Slovenian Cases

Cape Madona Underwater Learning Path

a case of educational tourism helping to preserve biodiversity of marine habitats surrounding the cape with historic town of Piran

Key words:
educational tourism

The marine natural monument Cape Madona is situated at the very end of the Cape Madona, where the oldest part of the historic town of Piran is located. The town of Piran is one of three well-preserved middle-age Mediterranean towns along the Slovene coast.


Problems / Conflicts / Opportunities
Cape Madona represents one of the most distinct, accessible and, at the same time, endangered parts of the Slovene coastal waters. The main reason is its extremely diverse animal and plant life, which is endangered by fishing and recreation.

The hard rocky bottom, which extends along the entire Slovene coast, descends more or less evenly from the coastline to the depth of a few meters, and then suddenly takes a greater plunge right down to the sedimentary floor (33 m deep). This "plunge" is particularly explicit at the Cape Madona, providing the small area of the Cape Madona with high diversity of habitats, and consecutively with great biodiversity. Here one can find more than 50 macro-benthic species that provide good living conditions for numerous animals. Among them are various shells, sea urchins, sea horses, crabs, sea snails, sponges, numerous species of fish, and many others. Some stone corals (Cladophora caespitosa) can also be found there, which gives the area a special character.

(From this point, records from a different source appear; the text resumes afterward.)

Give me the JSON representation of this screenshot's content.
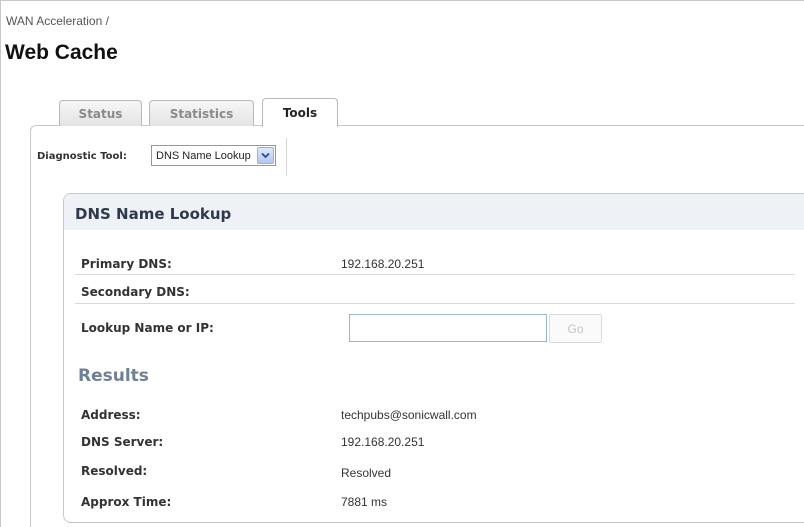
{
  "breadcrumb": "WAN Acceleration /",
  "page_title": "Web Cache",
  "tabs": [
    {
      "label": "Status",
      "active": false
    },
    {
      "label": "Statistics",
      "active": false
    },
    {
      "label": "Tools",
      "active": true
    }
  ],
  "diagnostic_tool": {
    "label": "Diagnostic Tool:",
    "selected": "DNS Name Lookup",
    "arrow_icon": "chevron-down-icon"
  },
  "panel": {
    "title": "DNS Name Lookup",
    "primary_dns": {
      "label": "Primary DNS:",
      "value": "192.168.20.251"
    },
    "secondary_dns": {
      "label": "Secondary DNS:",
      "value": ""
    },
    "lookup": {
      "label": "Lookup Name or IP:",
      "value": "",
      "go_label": "Go"
    }
  },
  "results": {
    "heading": "Results",
    "address": {
      "label": "Address:",
      "value": "techpubs@sonicwall.com"
    },
    "dns_server": {
      "label": "DNS Server:",
      "value": "192.168.20.251"
    },
    "resolved": {
      "label": "Resolved:",
      "value": "Resolved"
    },
    "approx_time": {
      "label": "Approx Time:",
      "value": "7881 ms"
    }
  },
  "colors": {
    "results_heading": "#6f8197",
    "panel_header_bg": "#eef1f5",
    "select_border": "#7f9db9"
  }
}
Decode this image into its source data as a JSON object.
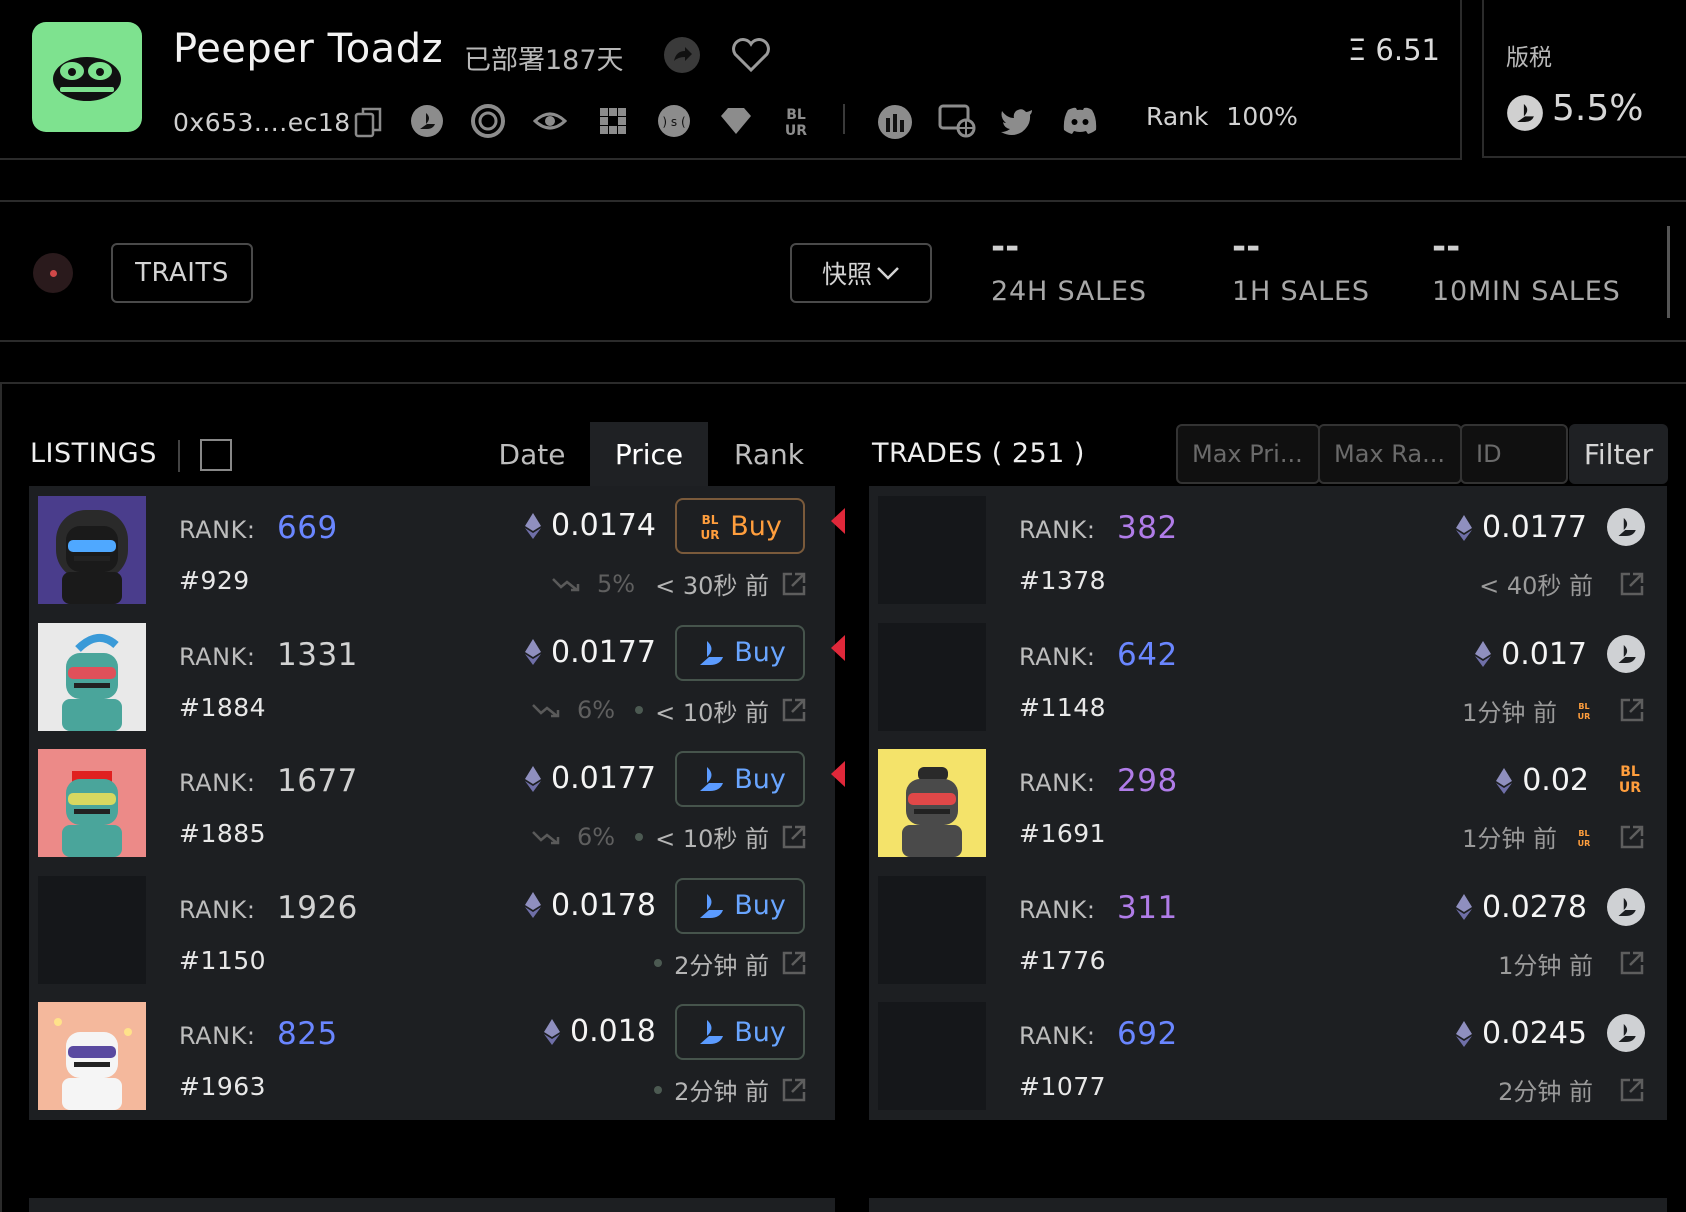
{
  "collection": {
    "name": "Peeper Toadz",
    "deployed": "已部署187天",
    "address": "0x653....ec18",
    "floor_price": "Ξ 6.51",
    "rank_label": "Rank",
    "rank_value": "100%",
    "royalty_label": "版税",
    "royalty_value": "5.5%"
  },
  "header_icons": [
    "share-icon",
    "heart-icon",
    "copy-icon",
    "opensea-icon",
    "looksrare-icon",
    "x2y2-icon",
    "element-icon",
    "sudoswap-icon",
    "gem-icon",
    "blur-icon",
    "nftgo-icon",
    "website-icon",
    "twitter-icon",
    "discord-icon"
  ],
  "stats": {
    "traits_label": "TRAITS",
    "snapshot_label": "快照",
    "sales_24h_value": "--",
    "sales_24h_label": "24H SALES",
    "sales_1h_value": "--",
    "sales_1h_label": "1H SALES",
    "sales_10min_value": "--",
    "sales_10min_label": "10MIN SALES"
  },
  "listings": {
    "label": "LISTINGS",
    "sort_tabs": [
      "Date",
      "Price",
      "Rank"
    ],
    "active_sort": "Price",
    "rank_prefix": "RANK:",
    "buy_label": "Buy",
    "items": [
      {
        "rank": "669",
        "rank_color": "#6a86ff",
        "id": "#929",
        "price": "0.0174",
        "market": "blur",
        "change": "5%",
        "time": "< 30秒 前",
        "flag": true,
        "has_dot": false
      },
      {
        "rank": "1331",
        "rank_color": "#d2d2d2",
        "id": "#1884",
        "price": "0.0177",
        "market": "opensea",
        "change": "6%",
        "time": "< 10秒 前",
        "flag": true,
        "has_dot": true
      },
      {
        "rank": "1677",
        "rank_color": "#d2d2d2",
        "id": "#1885",
        "price": "0.0177",
        "market": "opensea",
        "change": "6%",
        "time": "< 10秒 前",
        "flag": true,
        "has_dot": true
      },
      {
        "rank": "1926",
        "rank_color": "#d2d2d2",
        "id": "#1150",
        "price": "0.0178",
        "market": "opensea",
        "change": "",
        "time": "2分钟 前",
        "flag": false,
        "has_dot": true
      },
      {
        "rank": "825",
        "rank_color": "#6a86ff",
        "id": "#1963",
        "price": "0.018",
        "market": "opensea",
        "change": "",
        "time": "2分钟 前",
        "flag": false,
        "has_dot": true
      }
    ]
  },
  "trades": {
    "label": "TRADES ( 251 )",
    "filters": {
      "max_price_placeholder": "Max Pri...",
      "max_rank_placeholder": "Max Ra...",
      "id_placeholder": "ID",
      "filter_label": "Filter"
    },
    "items": [
      {
        "rank": "382",
        "rank_color": "#b07ce8",
        "id": "#1378",
        "price": "0.0177",
        "source": "opensea",
        "time": "< 40秒 前",
        "blur_tag": false
      },
      {
        "rank": "642",
        "rank_color": "#6a86ff",
        "id": "#1148",
        "price": "0.017",
        "source": "opensea",
        "time": "1分钟 前",
        "blur_tag": true
      },
      {
        "rank": "298",
        "rank_color": "#b07ce8",
        "id": "#1691",
        "price": "0.02",
        "source": "blur",
        "time": "1分钟 前",
        "blur_tag": true
      },
      {
        "rank": "311",
        "rank_color": "#b07ce8",
        "id": "#1776",
        "price": "0.0278",
        "source": "opensea",
        "time": "1分钟 前",
        "blur_tag": false
      },
      {
        "rank": "692",
        "rank_color": "#6a86ff",
        "id": "#1077",
        "price": "0.0245",
        "source": "opensea",
        "time": "2分钟 前",
        "blur_tag": false
      }
    ]
  },
  "colors": {
    "accent_green": "#7ee28f",
    "blur_orange": "#ff9e3d",
    "opensea_blue": "#69a5ff",
    "flag_red": "#e0283a"
  }
}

In the summer, the coast of the Cape Madona turns into the main town’s beach, and a lot of bathers snorkel in the area that is under protection. They pull out many endangered bivalve and other sea creatures. There is also a lack of information regarding protected species on beaches themselves and in tourist agencies. Lastly, some species, listed in the SPA protocol, such as sea horse (Hippocampus guttulatus and H. hippocampus) are found in some stores, providing souvenirs for tourists. The store owners are generally not aware of the fact that both species are protected.

Photo:Arhiv Morske biološke postaje Piran

Foto:Arhiv Morske biološke postaje Piran

Project Description
To enhance the protection of the area, the idea to establish a marine learning path that one can visit using simple snorkeling equipment was born in the year 2000. Since the protected area surrounds part of the historic centre of Piran, where many other tourist attractions are available, the idea of establishing a marine learning path is reasonable. Besides that, the town of Piran already offers visits of aquarium, which is located at the edge of the old town’s harbour near the protected area, and which can serve as a starting point for guided snorkeling or boat tours. Establishing a marine learning path is not only a good commercial idea to build up the local tourist offer, but it is also a good promotion of protected area in the wider public as well as a good opportunity to organise various educational programs in relation to marine life and its protection. Finally, such a marine learning path can rise the awareness of people, and consequently, keep them from behaviour that is harmful to the environment.

Photo: Arhiv ZRSVN Piran

Results, Who, Where, When
So far, Marine Biological Station from Piran, Slovenia, concluded extensive research on biodiversity of the area and in 2000 prepared a book entitled “Biodiversity of life at Cape Madona (the Piran Punta)”. The idea for the Cape Madona Marine Learning Path itself is in preparation and should be realised in coming years. It should include good tourist information in forms of brochures and pamphlets available through tourist agencies and stores in the town of Piran, information tables on the beach itself, guided snorkeling tours etc..

Photo: Arhiv ZRSVN Piran
Further information

Tourism can be very harmful to natural environment. With careful planning of tourism products, one can not only diversify the tourism offer, but also to help preserve natural environment through education with establishing learning paths and educational souvenirs.


Can tourism help to preserve natural marine environment?


Prepared by:
IIDE – Institute for Integral Development and Environment (Marta Vahtar, Maja Zdesar and Miran Rusjan)